Dataset rows for apps and sites:
########################################

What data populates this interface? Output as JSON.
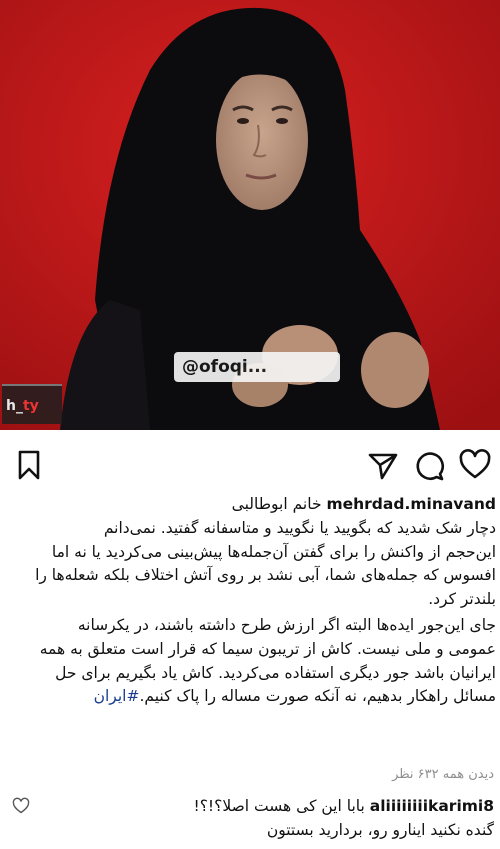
{
  "media": {
    "watermark": "@ofoqi...",
    "channel_logo_main": "h_",
    "channel_logo_accent": "ty"
  },
  "actions": {
    "icons": [
      "bookmark-icon",
      "send-icon",
      "comment-icon",
      "heart-icon"
    ]
  },
  "post": {
    "username": "mehrdad.minavand",
    "caption_lines": [
      "خانم ابوطالبی",
      "دچار شک شدید که بگویید یا نگویید و متاسفانه گفتید. نمی‌دانم",
      "این‌حجم از واکنش را برای گفتن آن‌جمله‌ها پیش‌بینی می‌کردید یا نه اما",
      "افسوس که جمله‌های شما، آبی نشد بر روی آتش اختلاف بلکه شعله‌ها را",
      "بلندتر کرد.",
      "جای این‌جور ایده‌ها البته اگر ارزش طرح داشته باشند، در یکرسانه",
      "عمومی و ملی نیست. کاش از تریبون سیما که قرار است متعلق به همه",
      "ایرانیان باشد جور دیگری استفاده می‌کردید. کاش یاد بگیریم برای حل",
      "مسائل راهکار بدهیم، نه آنکه صورت مساله را پاک کنیم."
    ],
    "hashtag": "#ایران",
    "views": "دیدن همه ۶۳۲ نظر"
  },
  "comment": {
    "username": "aliiiiiiiikarimi8",
    "line1": "بابا این کی هست اصلا؟!؟!",
    "line2": "گنده نکنید اینارو رو، بردارید بستتون"
  },
  "colors": {
    "background_red": "#c8181a",
    "hashtag_blue": "#1a3d8f",
    "muted_gray": "#8e8e8e"
  }
}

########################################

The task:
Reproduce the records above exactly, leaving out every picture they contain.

Your solution:
What data populates this interface? Output as JSON.
{
  "media": {
    "watermark": "@ofoqi...",
    "channel_logo_main": "h_",
    "channel_logo_accent": "ty"
  },
  "actions": {
    "icons": [
      "bookmark-icon",
      "send-icon",
      "comment-icon",
      "heart-icon"
    ]
  },
  "post": {
    "username": "mehrdad.minavand",
    "caption_lines": [
      "خانم ابوطالبی",
      "دچار شک شدید که بگویید یا نگویید و متاسفانه گفتید. نمی‌دانم",
      "این‌حجم از واکنش را برای گفتن آن‌جمله‌ها پیش‌بینی می‌کردید یا نه اما",
      "افسوس که جمله‌های شما، آبی نشد بر روی آتش اختلاف بلکه شعله‌ها را",
      "بلندتر کرد.",
      "جای این‌جور ایده‌ها البته اگر ارزش طرح داشته باشند، در یکرسانه",
      "عمومی و ملی نیست. کاش از تریبون سیما که قرار است متعلق به همه",
      "ایرانیان باشد جور دیگری استفاده می‌کردید. کاش یاد بگیریم برای حل",
      "مسائل راهکار بدهیم، نه آنکه صورت مساله را پاک کنیم."
    ],
    "hashtag": "#ایران",
    "views": "دیدن همه ۶۳۲ نظر"
  },
  "comment": {
    "username": "aliiiiiiiikarimi8",
    "line1": "بابا این کی هست اصلا؟!؟!",
    "line2": "گنده نکنید اینارو رو، بردارید بستتون"
  },
  "colors": {
    "background_red": "#c8181a",
    "hashtag_blue": "#1a3d8f",
    "muted_gray": "#8e8e8e"
  }
}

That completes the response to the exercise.